21. People characterized the book as “a thoughtful exploration of the ways people misread each other by being trapped in their own perspectives.” Would you agree? Would you have described it with a different theme?

22. How did you feel at the end of the book?

23. What do you think happened to the characters after the book ended?

24. Was this book what you expected?

Want help with your book discussion group? Check out tips, advice, and all the ways the Library can help support your group!


BookPage feature on release of Falling Angels
IndieBound interview with author Tracy Chevalier
The New York Times review of Falling Angels
Background, review, and questions from Reading Group Guides
The Independent‘s “General History of Women’s Suffrage in Britain
BBC Radio4: Tracy Chevalier and Audrey Niffenegger tour Highgate Cemetery


Park Lane book coverPark Lane
by Frances Osbourne

Wayward Winds book coverWayward Winds
by Michael Phillips

Foxs Walk book coverThe Fox’s Walk
by Annabel Davis-Goff

Staff Pick: Grimm’s Fairy Tales by Jacob and Wilhelm Grimm, narrated by an all-star cast!

Picture of ColleenTreat your ears to a feast and check out Grimm’s Fairy Tales produced by Listening Library. Whether you are new to listening to audiobooks or a seasoned veteran, the award-winning cast of narrators is bound to impress.  Standouts include Katherine Kellgren’s Rapunzel, January LaVoy’s Cinderella, Jim Dale’s Rumpelstiltskin, and Alfred Molina’s The Shoes That Were Danced to Pieces.

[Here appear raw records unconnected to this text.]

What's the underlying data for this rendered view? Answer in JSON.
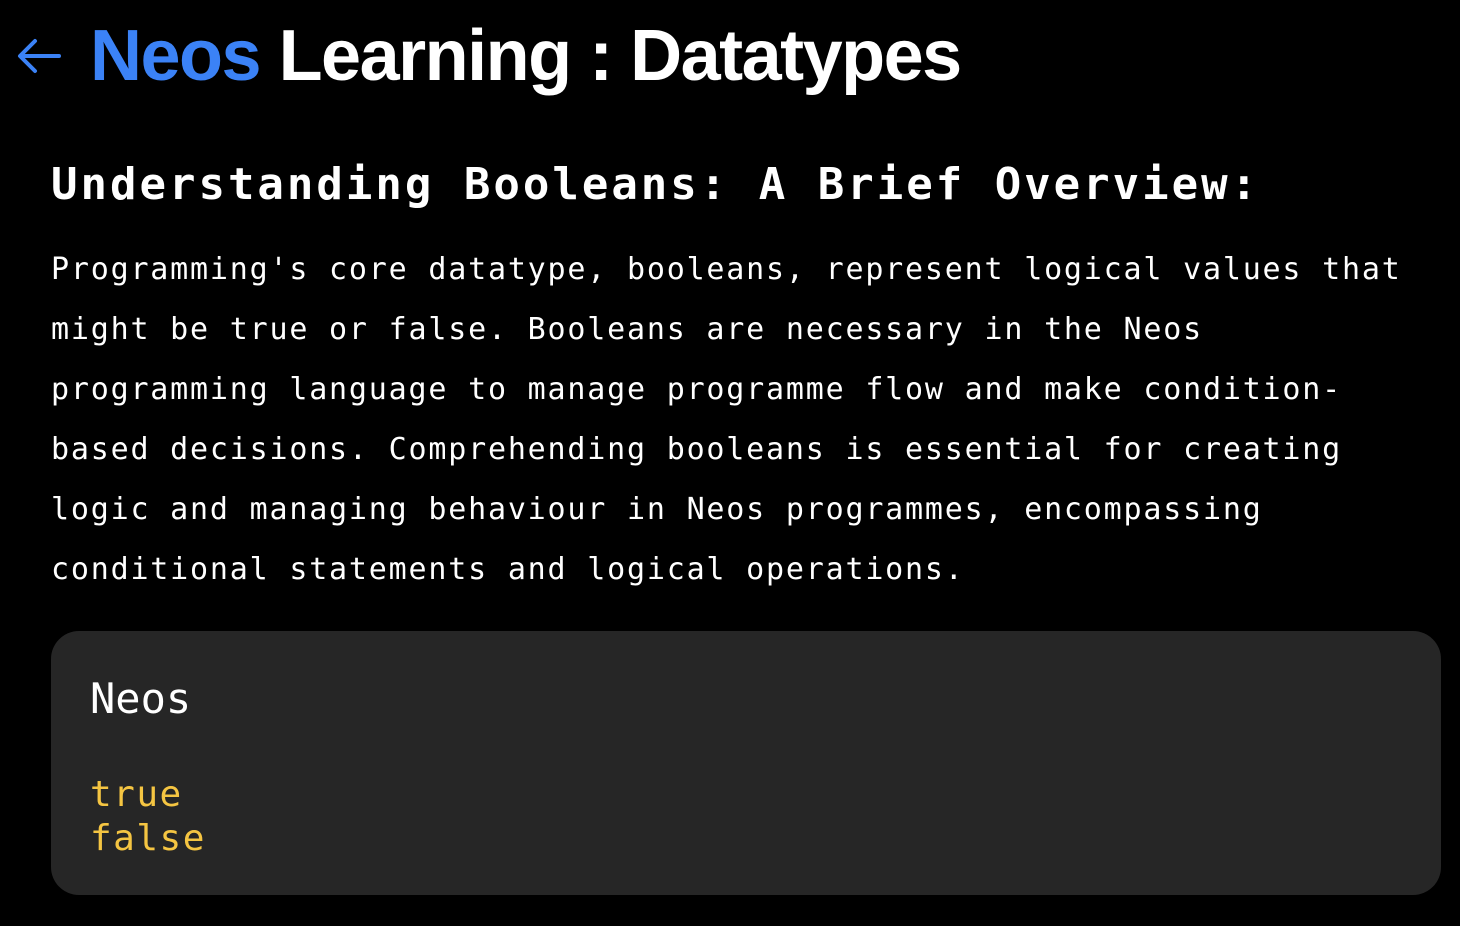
{
  "header": {
    "back_icon": "arrow-left-icon",
    "title_brand": "Neos",
    "title_rest": " Learning : Datatypes",
    "brand_color": "#3b82f6"
  },
  "section": {
    "heading": "Understanding Booleans: A Brief Overview:",
    "body": "Programming's core datatype, booleans, represent logical values that might be true or false. Booleans are necessary in the Neos programming language to manage programme flow and make condition-based decisions. Comprehending booleans is essential for creating logic and managing behaviour in Neos programmes, encompassing conditional statements and logical operations."
  },
  "code_block": {
    "language": "Neos",
    "lines": [
      "true",
      "false"
    ],
    "keyword_color": "#f5c542",
    "background": "#262626"
  }
}
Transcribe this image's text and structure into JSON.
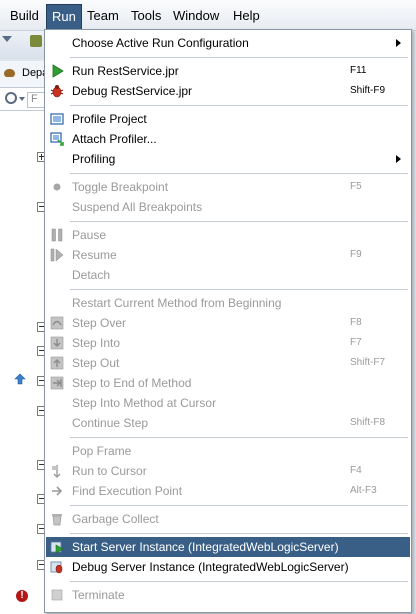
{
  "menubar": {
    "items": [
      {
        "label": "Build",
        "active": false
      },
      {
        "label": "Run",
        "active": true
      },
      {
        "label": "Team",
        "active": false
      },
      {
        "label": "Tools",
        "active": false
      },
      {
        "label": "Window",
        "active": false
      },
      {
        "label": "Help",
        "active": false
      }
    ]
  },
  "background": {
    "tab_label": "Depa",
    "search_placeholder": "F"
  },
  "menu": {
    "items": [
      {
        "label": "Choose Active Run Configuration",
        "shortcut": "",
        "disabled": false,
        "submenu": true,
        "icon": ""
      },
      {
        "label": "Run RestService.jpr",
        "shortcut": "F11",
        "disabled": false,
        "submenu": false,
        "icon": "run-icon"
      },
      {
        "label": "Debug RestService.jpr",
        "shortcut": "Shift-F9",
        "disabled": false,
        "submenu": false,
        "icon": "debug-bug-icon"
      },
      {
        "label": "Profile Project",
        "shortcut": "",
        "disabled": false,
        "submenu": false,
        "icon": "profile-icon"
      },
      {
        "label": "Attach Profiler...",
        "shortcut": "",
        "disabled": false,
        "submenu": false,
        "icon": "attach-profiler-icon"
      },
      {
        "label": "Profiling",
        "shortcut": "",
        "disabled": false,
        "submenu": true,
        "icon": ""
      },
      {
        "label": "Toggle Breakpoint",
        "shortcut": "F5",
        "disabled": true,
        "submenu": false,
        "icon": "breakpoint-dot-icon"
      },
      {
        "label": "Suspend All Breakpoints",
        "shortcut": "",
        "disabled": true,
        "submenu": false,
        "icon": ""
      },
      {
        "label": "Pause",
        "shortcut": "",
        "disabled": true,
        "submenu": false,
        "icon": "pause-icon"
      },
      {
        "label": "Resume",
        "shortcut": "F9",
        "disabled": true,
        "submenu": false,
        "icon": "resume-icon"
      },
      {
        "label": "Detach",
        "shortcut": "",
        "disabled": true,
        "submenu": false,
        "icon": ""
      },
      {
        "label": "Restart Current Method from Beginning",
        "shortcut": "",
        "disabled": true,
        "submenu": false,
        "icon": ""
      },
      {
        "label": "Step Over",
        "shortcut": "F8",
        "disabled": true,
        "submenu": false,
        "icon": "step-over-icon"
      },
      {
        "label": "Step Into",
        "shortcut": "F7",
        "disabled": true,
        "submenu": false,
        "icon": "step-into-icon"
      },
      {
        "label": "Step Out",
        "shortcut": "Shift-F7",
        "disabled": true,
        "submenu": false,
        "icon": "step-out-icon"
      },
      {
        "label": "Step to End of Method",
        "shortcut": "",
        "disabled": true,
        "submenu": false,
        "icon": "step-to-end-icon"
      },
      {
        "label": "Step Into Method at Cursor",
        "shortcut": "",
        "disabled": true,
        "submenu": false,
        "icon": ""
      },
      {
        "label": "Continue Step",
        "shortcut": "Shift-F8",
        "disabled": true,
        "submenu": false,
        "icon": ""
      },
      {
        "label": "Pop Frame",
        "shortcut": "",
        "disabled": true,
        "submenu": false,
        "icon": ""
      },
      {
        "label": "Run to Cursor",
        "shortcut": "F4",
        "disabled": true,
        "submenu": false,
        "icon": "run-to-cursor-icon"
      },
      {
        "label": "Find Execution Point",
        "shortcut": "Alt-F3",
        "disabled": true,
        "submenu": false,
        "icon": "execution-point-icon"
      },
      {
        "label": "Garbage Collect",
        "shortcut": "",
        "disabled": true,
        "submenu": false,
        "icon": "garbage-collect-icon"
      },
      {
        "label": "Start Server Instance (IntegratedWebLogicServer)",
        "shortcut": "",
        "disabled": false,
        "submenu": false,
        "selected": true,
        "icon": "start-server-icon"
      },
      {
        "label": "Debug Server Instance (IntegratedWebLogicServer)",
        "shortcut": "",
        "disabled": false,
        "submenu": false,
        "icon": "debug-server-icon"
      },
      {
        "label": "Terminate",
        "shortcut": "",
        "disabled": true,
        "submenu": false,
        "icon": "terminate-icon"
      }
    ]
  },
  "colors": {
    "selection": "#3a5f86",
    "disabled_text": "#9a9a9a",
    "run_green": "#2fa02f",
    "debug_red": "#c8321e"
  }
}
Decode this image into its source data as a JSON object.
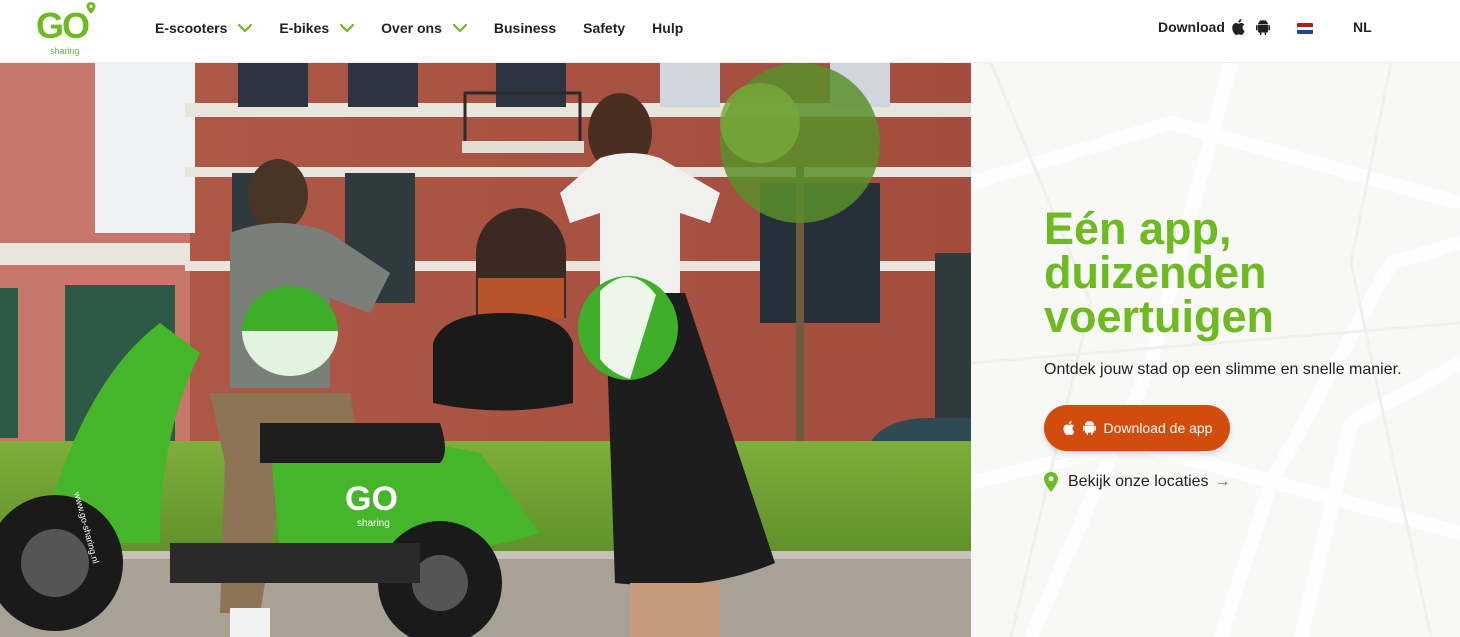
{
  "brand": {
    "logo_text": "GO",
    "logo_sub": "sharing",
    "accent": "#6dbb1f",
    "cta_color": "#d24d0d"
  },
  "nav": {
    "items": [
      {
        "label": "E-scooters",
        "has_dropdown": true
      },
      {
        "label": "E-bikes",
        "has_dropdown": true
      },
      {
        "label": "Over ons",
        "has_dropdown": true
      },
      {
        "label": "Business",
        "has_dropdown": false
      },
      {
        "label": "Safety",
        "has_dropdown": false
      },
      {
        "label": "Hulp",
        "has_dropdown": false
      }
    ],
    "download_label": "Download",
    "language": "NL"
  },
  "hero": {
    "headline_lines": [
      "Eén app,",
      "duizenden",
      "voertuigen"
    ],
    "tagline": "Ontdek jouw stad op een slimme en snelle manier.",
    "cta_label": "Download de app",
    "locations_label": "Bekijk onze locaties",
    "locations_arrow": "→",
    "scooter_logo": "GO",
    "scooter_sub": "sharing",
    "scooter_url": "www.go-sharing.nl"
  }
}
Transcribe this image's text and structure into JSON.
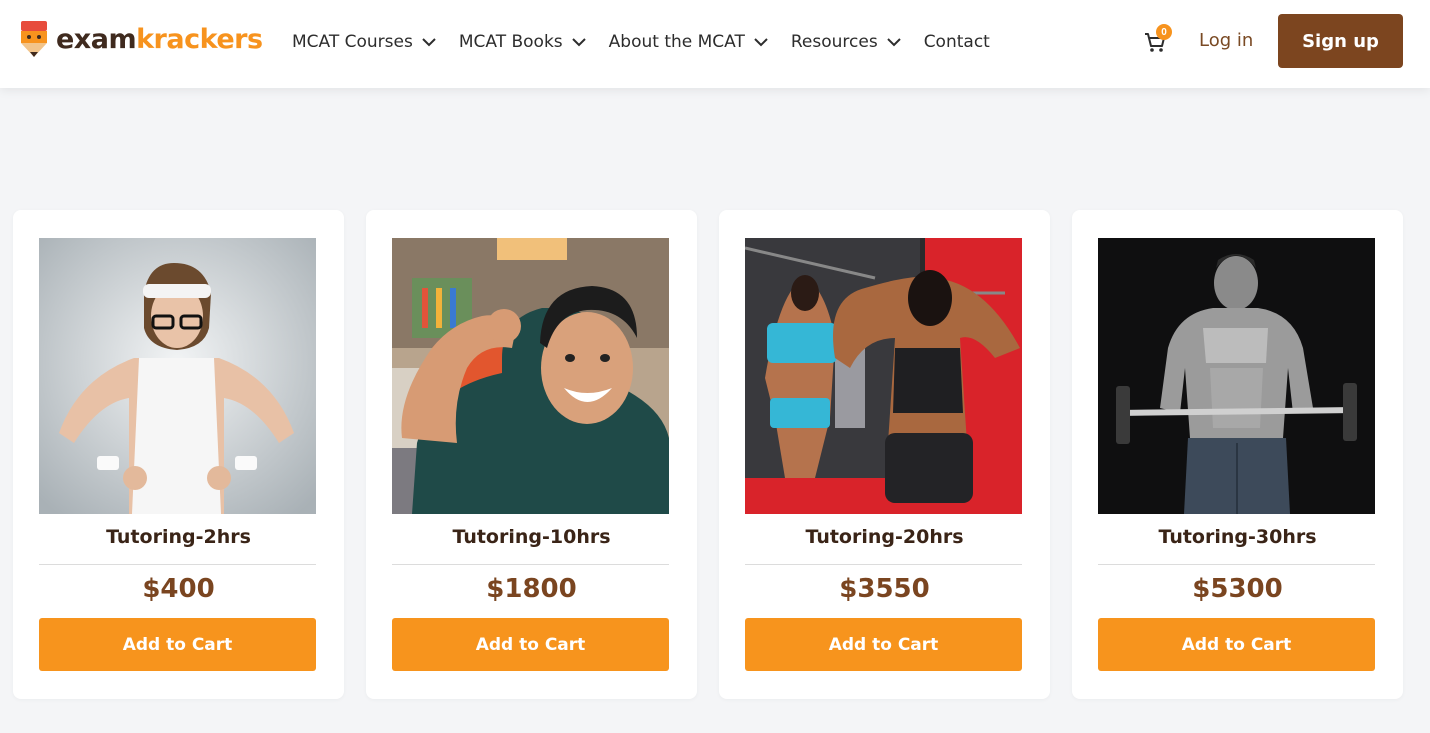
{
  "brand": {
    "name_part1": "exam",
    "name_part2": "krackers",
    "accent": "#f7931e",
    "dark": "#3f2a1e"
  },
  "nav": {
    "items": [
      {
        "label": "MCAT Courses",
        "has_dropdown": true
      },
      {
        "label": "MCAT Books",
        "has_dropdown": true
      },
      {
        "label": "About the MCAT",
        "has_dropdown": true
      },
      {
        "label": "Resources",
        "has_dropdown": true
      },
      {
        "label": "Contact",
        "has_dropdown": false
      }
    ],
    "cart_count": "0",
    "login_label": "Log in",
    "signup_label": "Sign up"
  },
  "products": [
    {
      "title": "Tutoring-2hrs",
      "price": "$400",
      "button_label": "Add to Cart",
      "image": "person-in-headband-flexing-photo"
    },
    {
      "title": "Tutoring-10hrs",
      "price": "$1800",
      "button_label": "Add to Cart",
      "image": "smiling-man-flexing-photo"
    },
    {
      "title": "Tutoring-20hrs",
      "price": "$3550",
      "button_label": "Add to Cart",
      "image": "women-at-gym-photo"
    },
    {
      "title": "Tutoring-30hrs",
      "price": "$5300",
      "button_label": "Add to Cart",
      "image": "bodybuilder-with-barbell-photo"
    }
  ],
  "colors": {
    "button": "#f7941d",
    "signup": "#7c451f",
    "price": "#7a4520",
    "background": "#f4f5f7"
  }
}
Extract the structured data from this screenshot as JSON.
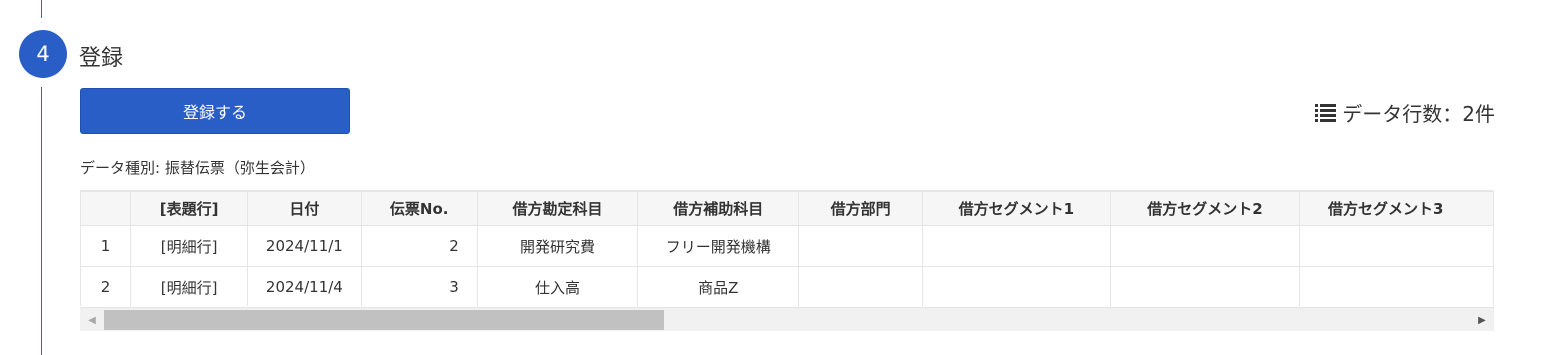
{
  "step": {
    "number": "4",
    "title": "登録"
  },
  "register_button": {
    "label": "登録する"
  },
  "row_count": {
    "icon": "list-icon",
    "text": "データ行数：2件"
  },
  "data_type": {
    "text": "データ種別: 振替伝票（弥生会計）"
  },
  "table": {
    "headers": [
      "",
      "[表題行]",
      "日付",
      "伝票No.",
      "借方勘定科目",
      "借方補助科目",
      "借方部門",
      "借方セグメント1",
      "借方セグメント2",
      "借方セグメント3"
    ],
    "rows": [
      [
        "1",
        "[明細行]",
        "2024/11/1",
        "2",
        "開発研究費",
        "フリー開発機構",
        "",
        "",
        "",
        ""
      ],
      [
        "2",
        "[明細行]",
        "2024/11/4",
        "3",
        "仕入高",
        "商品Z",
        "",
        "",
        "",
        ""
      ]
    ]
  },
  "colors": {
    "primary": "#2a5ec7",
    "step_line": "#2e7d6b"
  }
}
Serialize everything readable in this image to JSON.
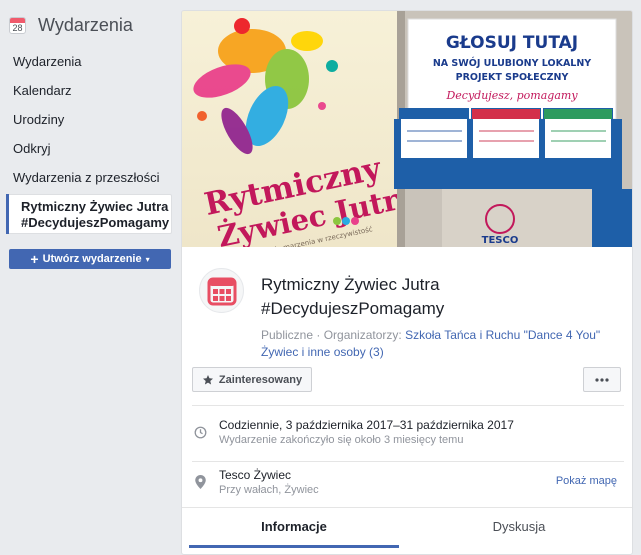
{
  "sidebar": {
    "header_icon_day": "28",
    "title": "Wydarzenia",
    "items": [
      {
        "label": "Wydarzenia"
      },
      {
        "label": "Kalendarz"
      },
      {
        "label": "Urodziny"
      },
      {
        "label": "Odkryj"
      },
      {
        "label": "Wydarzenia z przeszłości"
      }
    ],
    "active_item": {
      "line1": "Rytmiczny Żywiec Jutra",
      "line2": "#DecydujeszPomagamy"
    },
    "create_button": {
      "icon": "plus-icon",
      "label": "Utwórz wydarzenie",
      "caret": "▾"
    }
  },
  "cover": {
    "poster_title_1": "Rytmiczny",
    "poster_title_2": "Żywiec Jutra",
    "poster_subtitle": "zmienia marzenia w rzeczywistość",
    "sign_line1": "GŁOSUJ TUTAJ",
    "sign_line2": "NA SWÓJ ULUBIONY LOKALNY",
    "sign_line3": "PROJEKT SPOŁECZNY",
    "sign_slogan": "Decydujesz, pomagamy",
    "brand": "TESCO"
  },
  "event": {
    "icon": "calendar-icon",
    "title_line1": "Rytmiczny Żywiec Jutra",
    "title_line2": "#DecydujeszPomagamy",
    "privacy": "Publiczne",
    "separator": " · ",
    "organizers_label": "Organizatorzy: ",
    "organizers": "Szkoła Tańca i Ruchu \"Dance 4 You\" Żywiec i inne osoby (3)"
  },
  "actions": {
    "interested_label": "Zainteresowany",
    "interested_icon": "star-icon",
    "more_label": "···"
  },
  "details": {
    "date_icon": "clock-icon",
    "date_main": "Codziennie, 3 października 2017–31 października 2017",
    "date_sub": "Wydarzenie zakończyło się około 3 miesięcy temu",
    "place_icon": "map-pin-icon",
    "place_name": "Tesco Żywiec",
    "place_address": "Przy wałach, Żywiec",
    "map_link": "Pokaż mapę"
  },
  "tabs": [
    {
      "label": "Informacje",
      "active": true
    },
    {
      "label": "Dyskusja",
      "active": false
    }
  ],
  "colors": {
    "accent": "#4267b2",
    "page_bg": "#e9ebee",
    "event_icon": "#e84e63"
  }
}
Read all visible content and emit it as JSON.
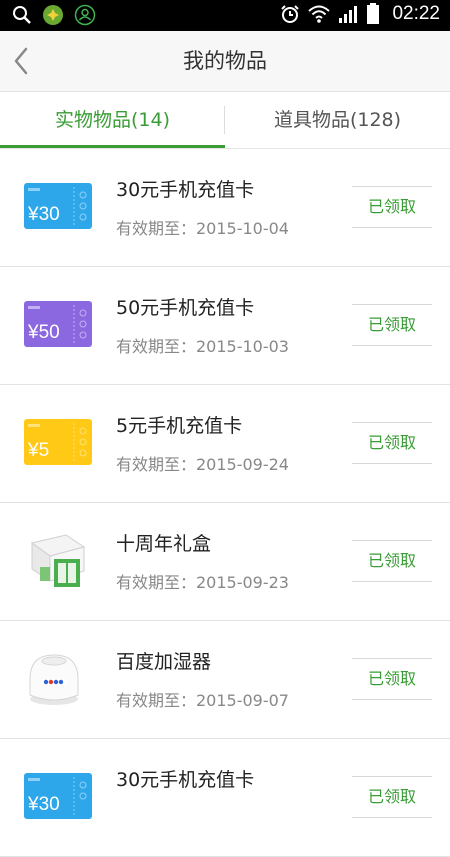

Fiction: Books with Airplane Trouble

Air travel requires a great deal of faith in both the plane and its crew. The odds are in our favor, but sometimes things go wrong. Opening in theaters today is the story of Sully, the heroic pilot who executed an emergency landing of US Airways Flight 1549 on the Hudson River in January 2009. Not all crises in the skies have the assurance of a happy ending, and in fiction it is that very tension which keeps those pages turning. If you’re looking for excitement and drama, try one of these stories of airplane trouble — some accidental, some intentional — and find out if a hero emerges.


Before the Fall book coverBefore the Fall by Noah Hawley

In one of the standout releases of 2016, the stories of ten wealthy victims of a plane crash intertwine with those of a down-on-his-luck painter and a four-year-old boy, the tragedy’s only survivors, as odd coincidences surrounding the crash point to a possible conspiracy.

In the Unlikely Event by Judy BlumeIn the Unlikely Event book cover

In 1987, Miri Ammerman returns to her hometown of Elizabeth, New Jersey, to attend a commemoration of the worst year of her life — when a succession of airplanes fell from the sky, leaving her community reeling.

Blackout book coverBlackout by John J. Nance 

On a routine flight to Hong Kong, a Boeing jet is rocked by an explosion that leaves one pilot dead and the other blinded. An investigation is called and as it proceeds, FBI agent and terrorism specialist Kat Bronsky is assigned to hunt down the crew of a Global Express business jet spotted nearby just before the explosion.

Seat Beside Me book coverThe Seat Beside Me by Nancy Moser

That strange, snoring, legroom-invading person next to you on the airplane — have you ever imagined owing your life to him? This is the gripping story of five passengers and their seatmates who get casually acquainted — then plunge headlong into an icy river in a sudden plane crash.

Mayday book coverMayday by Thomas Block

When a jumbo jet is struck by a missile twelve miles above the Pacific Ocean, three brave passengers attempt to land the plane.

Skid book coverSkid by Rene Gutteridge

Hank Hazard, a homeschooled mime for his family’s troupe, takes a new job as an airline company spy on Atlantica Flight 1945 and encounters a cast of quirky crew members and passengers, plus some unexpected turbulence.

Human Error book coverHuman Error by Tom Casey

When a plane bound for Paris crashes, killing forty-five of the people on board, the personal and professional life of the pilot, Captain Hugo Price, comes under intense official strutiny, as both the government and Price himself try to determine if he is at fault for the fatal accident.

Ask for more suggestions online or stop by the Fiction/AV/Teen Services desk on the second floor!